Martin Whist is known in the film and television industry for his work as a Production Designer on blockbuster films such as Robocop, The Predator, and Super 8; as well as the cult classics The Cabin in the Woods, Cloverfield, Smokin Aces, and Tenacious D “The Pick of Destiny”; the acclaimed design original, Bad Times at The El Royale, and most recently, the much-anticipated upcoming Netflix release The Harder They Fall.
Whist was born in British Colombia, Canada and studied and practiced fine art before shifting focus to his film career. He earned his Master’s in Fine Arts from Claremont Graduate University in Claremont, California, graduating in 1992 and was represented by Catriona Jeffreys Gallery in Vancouver and the Acme Gallery in Los Angeles in the 1990’s and early 2000s, before choosing to pursue his art privately while applying his commercial energy to work in the film industry.
Starting as a prop maker, Whist’s creative vision and talents saw him develop into an accomplished Art Director and later, Production Designer, on independent and major motion pictures. Nearly 20 years after withdrawing from active participation in the gallery art scene, Martin is moving back into exhibiting whilst also maintaining his career in cinema. TEW Galleries is pleased to present this exhibition of works that define the personal interior world of an otherwise public figure.

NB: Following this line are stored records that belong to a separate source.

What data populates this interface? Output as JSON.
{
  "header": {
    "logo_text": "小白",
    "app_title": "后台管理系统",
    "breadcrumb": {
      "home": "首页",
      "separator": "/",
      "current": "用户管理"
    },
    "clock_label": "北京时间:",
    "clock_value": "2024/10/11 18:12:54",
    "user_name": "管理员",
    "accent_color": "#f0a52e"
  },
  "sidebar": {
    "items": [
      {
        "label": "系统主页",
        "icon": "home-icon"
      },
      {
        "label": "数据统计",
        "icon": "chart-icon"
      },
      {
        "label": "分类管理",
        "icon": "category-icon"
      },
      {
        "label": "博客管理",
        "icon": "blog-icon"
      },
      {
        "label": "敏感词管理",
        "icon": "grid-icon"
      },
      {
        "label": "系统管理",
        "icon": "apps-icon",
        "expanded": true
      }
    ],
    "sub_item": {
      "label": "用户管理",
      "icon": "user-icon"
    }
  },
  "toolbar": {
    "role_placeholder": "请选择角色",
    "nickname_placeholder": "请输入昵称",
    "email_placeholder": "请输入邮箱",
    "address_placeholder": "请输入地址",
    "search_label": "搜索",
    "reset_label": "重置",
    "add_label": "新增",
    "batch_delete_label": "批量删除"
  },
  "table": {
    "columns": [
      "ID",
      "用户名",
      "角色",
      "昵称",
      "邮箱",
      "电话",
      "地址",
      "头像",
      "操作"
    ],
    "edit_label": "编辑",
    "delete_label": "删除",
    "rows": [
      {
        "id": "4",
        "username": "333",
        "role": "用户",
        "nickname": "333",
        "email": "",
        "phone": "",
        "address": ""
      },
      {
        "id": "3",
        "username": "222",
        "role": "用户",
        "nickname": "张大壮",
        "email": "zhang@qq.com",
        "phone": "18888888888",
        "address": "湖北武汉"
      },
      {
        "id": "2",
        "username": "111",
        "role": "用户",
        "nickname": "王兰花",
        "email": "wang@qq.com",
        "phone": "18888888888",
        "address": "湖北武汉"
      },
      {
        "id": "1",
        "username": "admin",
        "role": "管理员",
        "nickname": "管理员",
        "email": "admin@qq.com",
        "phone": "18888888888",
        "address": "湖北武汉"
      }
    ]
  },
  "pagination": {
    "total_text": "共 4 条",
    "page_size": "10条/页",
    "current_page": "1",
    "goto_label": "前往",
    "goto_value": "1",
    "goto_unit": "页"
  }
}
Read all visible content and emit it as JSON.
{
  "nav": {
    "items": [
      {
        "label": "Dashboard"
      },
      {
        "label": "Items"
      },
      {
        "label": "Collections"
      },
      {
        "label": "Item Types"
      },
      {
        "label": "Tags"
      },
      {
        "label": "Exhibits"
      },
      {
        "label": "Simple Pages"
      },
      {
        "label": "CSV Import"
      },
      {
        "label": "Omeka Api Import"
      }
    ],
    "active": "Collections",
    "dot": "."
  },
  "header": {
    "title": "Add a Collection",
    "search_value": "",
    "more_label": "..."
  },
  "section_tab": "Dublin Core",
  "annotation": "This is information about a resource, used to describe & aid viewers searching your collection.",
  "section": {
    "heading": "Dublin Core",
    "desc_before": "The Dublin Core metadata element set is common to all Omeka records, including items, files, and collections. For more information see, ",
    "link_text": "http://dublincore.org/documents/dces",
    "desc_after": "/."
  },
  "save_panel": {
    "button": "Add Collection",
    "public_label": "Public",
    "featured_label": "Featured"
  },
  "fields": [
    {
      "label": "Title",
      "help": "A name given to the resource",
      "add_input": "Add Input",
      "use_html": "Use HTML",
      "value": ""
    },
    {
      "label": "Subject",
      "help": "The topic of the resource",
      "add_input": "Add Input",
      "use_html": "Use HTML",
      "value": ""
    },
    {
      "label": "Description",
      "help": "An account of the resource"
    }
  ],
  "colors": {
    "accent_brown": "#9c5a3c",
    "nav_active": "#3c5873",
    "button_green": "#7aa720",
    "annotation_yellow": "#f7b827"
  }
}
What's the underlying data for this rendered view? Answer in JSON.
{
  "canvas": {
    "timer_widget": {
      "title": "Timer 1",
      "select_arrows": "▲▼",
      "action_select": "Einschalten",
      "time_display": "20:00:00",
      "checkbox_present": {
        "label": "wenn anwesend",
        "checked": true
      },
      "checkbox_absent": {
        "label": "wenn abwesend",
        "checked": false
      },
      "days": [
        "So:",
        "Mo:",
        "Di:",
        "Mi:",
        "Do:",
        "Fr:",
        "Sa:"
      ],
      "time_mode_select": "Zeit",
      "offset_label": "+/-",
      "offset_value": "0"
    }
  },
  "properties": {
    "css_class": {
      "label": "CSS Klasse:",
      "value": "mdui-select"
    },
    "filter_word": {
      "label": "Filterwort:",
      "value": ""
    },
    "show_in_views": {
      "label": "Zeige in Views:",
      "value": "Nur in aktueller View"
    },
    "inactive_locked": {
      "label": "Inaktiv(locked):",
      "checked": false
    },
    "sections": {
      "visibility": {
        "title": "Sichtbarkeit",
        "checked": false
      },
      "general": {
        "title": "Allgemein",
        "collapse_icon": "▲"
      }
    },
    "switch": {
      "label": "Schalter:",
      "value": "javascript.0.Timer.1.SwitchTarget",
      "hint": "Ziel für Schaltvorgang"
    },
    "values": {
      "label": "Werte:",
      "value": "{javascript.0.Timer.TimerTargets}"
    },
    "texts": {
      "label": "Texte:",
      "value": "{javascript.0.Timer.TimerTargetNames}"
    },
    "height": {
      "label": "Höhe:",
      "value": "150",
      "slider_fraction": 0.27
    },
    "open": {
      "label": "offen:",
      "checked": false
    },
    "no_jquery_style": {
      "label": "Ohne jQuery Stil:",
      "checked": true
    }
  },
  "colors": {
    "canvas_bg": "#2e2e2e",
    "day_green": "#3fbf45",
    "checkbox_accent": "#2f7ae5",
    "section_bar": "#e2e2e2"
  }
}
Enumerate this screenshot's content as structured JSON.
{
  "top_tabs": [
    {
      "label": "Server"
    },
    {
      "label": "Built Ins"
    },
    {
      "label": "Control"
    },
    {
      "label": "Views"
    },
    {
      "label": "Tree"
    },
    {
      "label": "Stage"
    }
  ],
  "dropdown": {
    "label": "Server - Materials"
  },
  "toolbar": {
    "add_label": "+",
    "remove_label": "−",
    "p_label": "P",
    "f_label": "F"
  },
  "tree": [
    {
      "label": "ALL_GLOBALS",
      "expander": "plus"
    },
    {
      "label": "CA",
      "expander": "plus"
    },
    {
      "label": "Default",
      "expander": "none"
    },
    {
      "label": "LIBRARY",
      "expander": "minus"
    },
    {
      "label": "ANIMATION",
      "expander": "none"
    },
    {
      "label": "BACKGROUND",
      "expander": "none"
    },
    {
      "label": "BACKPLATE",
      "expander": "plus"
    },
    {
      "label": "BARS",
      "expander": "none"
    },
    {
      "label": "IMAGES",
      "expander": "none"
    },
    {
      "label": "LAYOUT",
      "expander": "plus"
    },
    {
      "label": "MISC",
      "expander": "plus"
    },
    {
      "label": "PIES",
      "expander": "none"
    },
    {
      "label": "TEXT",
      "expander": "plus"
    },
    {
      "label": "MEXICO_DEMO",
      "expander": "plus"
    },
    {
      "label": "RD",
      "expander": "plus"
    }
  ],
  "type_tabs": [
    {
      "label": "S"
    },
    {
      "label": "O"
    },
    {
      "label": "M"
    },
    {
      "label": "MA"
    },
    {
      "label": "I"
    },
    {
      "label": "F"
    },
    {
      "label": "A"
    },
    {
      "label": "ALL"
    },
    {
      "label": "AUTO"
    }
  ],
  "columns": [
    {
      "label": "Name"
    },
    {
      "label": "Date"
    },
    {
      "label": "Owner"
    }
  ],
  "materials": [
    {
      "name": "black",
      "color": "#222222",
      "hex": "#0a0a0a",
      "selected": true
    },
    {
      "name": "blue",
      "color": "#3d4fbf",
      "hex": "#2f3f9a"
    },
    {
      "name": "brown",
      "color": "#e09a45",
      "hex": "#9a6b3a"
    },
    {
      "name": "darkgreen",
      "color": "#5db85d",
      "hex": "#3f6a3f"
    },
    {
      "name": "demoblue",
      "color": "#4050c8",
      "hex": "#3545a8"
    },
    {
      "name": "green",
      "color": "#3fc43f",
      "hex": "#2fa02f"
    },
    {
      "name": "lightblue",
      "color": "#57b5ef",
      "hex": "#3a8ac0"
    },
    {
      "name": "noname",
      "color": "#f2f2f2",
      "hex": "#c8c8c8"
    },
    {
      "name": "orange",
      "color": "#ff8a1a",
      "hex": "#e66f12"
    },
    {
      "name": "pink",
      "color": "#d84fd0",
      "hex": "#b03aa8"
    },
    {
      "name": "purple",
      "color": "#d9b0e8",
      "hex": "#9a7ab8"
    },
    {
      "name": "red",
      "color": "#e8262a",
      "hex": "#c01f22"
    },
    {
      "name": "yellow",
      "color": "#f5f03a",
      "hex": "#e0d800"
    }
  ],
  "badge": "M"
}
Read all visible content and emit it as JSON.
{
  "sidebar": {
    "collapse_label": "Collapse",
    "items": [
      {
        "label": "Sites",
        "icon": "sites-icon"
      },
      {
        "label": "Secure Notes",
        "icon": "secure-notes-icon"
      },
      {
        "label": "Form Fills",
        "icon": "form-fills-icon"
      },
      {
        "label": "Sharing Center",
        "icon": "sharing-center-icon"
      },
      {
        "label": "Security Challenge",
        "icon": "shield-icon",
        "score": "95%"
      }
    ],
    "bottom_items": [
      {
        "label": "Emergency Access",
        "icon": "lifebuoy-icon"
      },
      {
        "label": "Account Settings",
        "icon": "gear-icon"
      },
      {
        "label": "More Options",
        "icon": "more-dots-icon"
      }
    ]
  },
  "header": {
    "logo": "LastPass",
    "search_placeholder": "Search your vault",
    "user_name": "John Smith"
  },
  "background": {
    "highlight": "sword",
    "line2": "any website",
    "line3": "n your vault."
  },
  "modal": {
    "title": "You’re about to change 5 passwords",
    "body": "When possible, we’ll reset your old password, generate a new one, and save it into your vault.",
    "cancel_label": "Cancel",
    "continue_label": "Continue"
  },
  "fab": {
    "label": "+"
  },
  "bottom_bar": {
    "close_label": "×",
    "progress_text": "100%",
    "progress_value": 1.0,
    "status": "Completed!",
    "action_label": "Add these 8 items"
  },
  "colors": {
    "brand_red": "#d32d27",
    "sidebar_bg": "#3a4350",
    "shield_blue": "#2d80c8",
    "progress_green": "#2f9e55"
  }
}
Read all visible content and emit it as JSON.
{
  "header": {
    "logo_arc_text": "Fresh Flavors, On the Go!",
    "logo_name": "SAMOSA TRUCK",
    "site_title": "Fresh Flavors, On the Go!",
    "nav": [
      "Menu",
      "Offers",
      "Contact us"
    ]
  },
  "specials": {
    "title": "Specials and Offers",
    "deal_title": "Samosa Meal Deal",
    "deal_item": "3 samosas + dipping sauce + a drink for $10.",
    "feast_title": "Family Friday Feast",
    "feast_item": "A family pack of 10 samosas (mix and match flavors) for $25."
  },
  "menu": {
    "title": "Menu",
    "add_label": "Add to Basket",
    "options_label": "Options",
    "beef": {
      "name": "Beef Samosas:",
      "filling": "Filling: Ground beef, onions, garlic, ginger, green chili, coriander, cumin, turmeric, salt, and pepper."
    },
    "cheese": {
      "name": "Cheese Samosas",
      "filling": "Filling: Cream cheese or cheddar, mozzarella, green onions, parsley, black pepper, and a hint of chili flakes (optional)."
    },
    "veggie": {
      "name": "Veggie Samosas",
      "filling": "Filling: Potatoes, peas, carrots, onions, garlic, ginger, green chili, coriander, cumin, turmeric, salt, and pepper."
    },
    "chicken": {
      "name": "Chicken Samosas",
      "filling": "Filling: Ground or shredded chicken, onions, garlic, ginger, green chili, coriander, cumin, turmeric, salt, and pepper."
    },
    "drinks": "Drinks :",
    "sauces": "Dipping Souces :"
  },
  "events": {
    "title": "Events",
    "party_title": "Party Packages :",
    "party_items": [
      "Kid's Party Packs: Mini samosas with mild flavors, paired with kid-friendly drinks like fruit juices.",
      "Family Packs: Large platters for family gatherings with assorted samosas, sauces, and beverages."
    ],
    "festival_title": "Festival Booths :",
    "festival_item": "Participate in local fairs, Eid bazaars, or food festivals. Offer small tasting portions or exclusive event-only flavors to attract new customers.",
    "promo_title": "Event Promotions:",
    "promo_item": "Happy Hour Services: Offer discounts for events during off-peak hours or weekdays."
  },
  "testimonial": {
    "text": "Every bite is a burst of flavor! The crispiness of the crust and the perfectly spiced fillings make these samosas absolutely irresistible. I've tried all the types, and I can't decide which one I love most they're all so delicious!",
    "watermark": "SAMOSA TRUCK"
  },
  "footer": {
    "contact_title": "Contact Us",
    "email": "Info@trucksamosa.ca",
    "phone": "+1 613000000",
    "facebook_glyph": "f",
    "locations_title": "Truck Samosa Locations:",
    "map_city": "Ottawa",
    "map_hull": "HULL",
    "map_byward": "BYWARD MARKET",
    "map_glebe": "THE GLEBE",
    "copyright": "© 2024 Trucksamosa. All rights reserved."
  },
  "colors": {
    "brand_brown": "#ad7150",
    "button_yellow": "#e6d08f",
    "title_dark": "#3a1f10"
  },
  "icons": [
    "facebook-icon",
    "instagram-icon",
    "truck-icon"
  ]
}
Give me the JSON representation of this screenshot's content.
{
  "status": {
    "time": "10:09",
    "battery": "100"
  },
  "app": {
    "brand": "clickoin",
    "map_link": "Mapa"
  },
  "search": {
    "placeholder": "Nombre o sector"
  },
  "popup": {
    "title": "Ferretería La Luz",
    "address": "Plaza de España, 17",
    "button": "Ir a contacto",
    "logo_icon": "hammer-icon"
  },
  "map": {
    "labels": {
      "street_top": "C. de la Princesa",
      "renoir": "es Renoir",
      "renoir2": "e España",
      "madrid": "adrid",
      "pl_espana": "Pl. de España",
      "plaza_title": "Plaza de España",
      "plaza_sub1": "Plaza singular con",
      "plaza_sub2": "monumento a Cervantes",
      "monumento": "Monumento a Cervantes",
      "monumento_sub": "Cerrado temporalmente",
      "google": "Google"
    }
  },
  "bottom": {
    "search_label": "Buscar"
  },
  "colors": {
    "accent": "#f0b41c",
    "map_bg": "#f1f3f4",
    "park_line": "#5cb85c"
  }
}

Whereas Whist’s filmmaking design process is bold, complex, extroverted and involves many moving parts; his fine art, in contrast to the hyper intensive process of production design, swings the pendulum back in in the opposite direction to a quiet, solo, introspective activity.
For Whist the process of making art is an active meditation rooted entirely in the present moment. The pieces are a bi-product and reflection of this meditation: a manifestation of the unseen becoming seen - a simple, quiet, scaleless, moment of infinite potential. Using continuous line, often with time and date notations marking the interstices between active creation and moments when life breaks into the process, Whist’s work forms an intimate journey of discovery for the viewer who comes close enough to trace the thread between the creative process and daily existence.
He begins his artmaking in what one could describe as an “empty” state; intuitively open, meditative, and receptive to internal promptings. The script, used as a guideline to his film career, is replaced by faith and listening to inner voices. His mark making starts loose and seemingly unguided then begins to coalesce into observant intentionality. Once this point is reached, the process is a dual activity of impulse and response, shifting back and forth between introspection and execution, articulation, and suggestion. Whist is guided to have his work remain subjectively uninvolved but clear in translation as he transcribes his experience and explorations at the intersection of spirit and form, mind and body, idea, and execution. He endeavors not to trap the image, but to find a resonance and balance somewhere between a question and an answer.
Martin Whist currently lives in Georgia.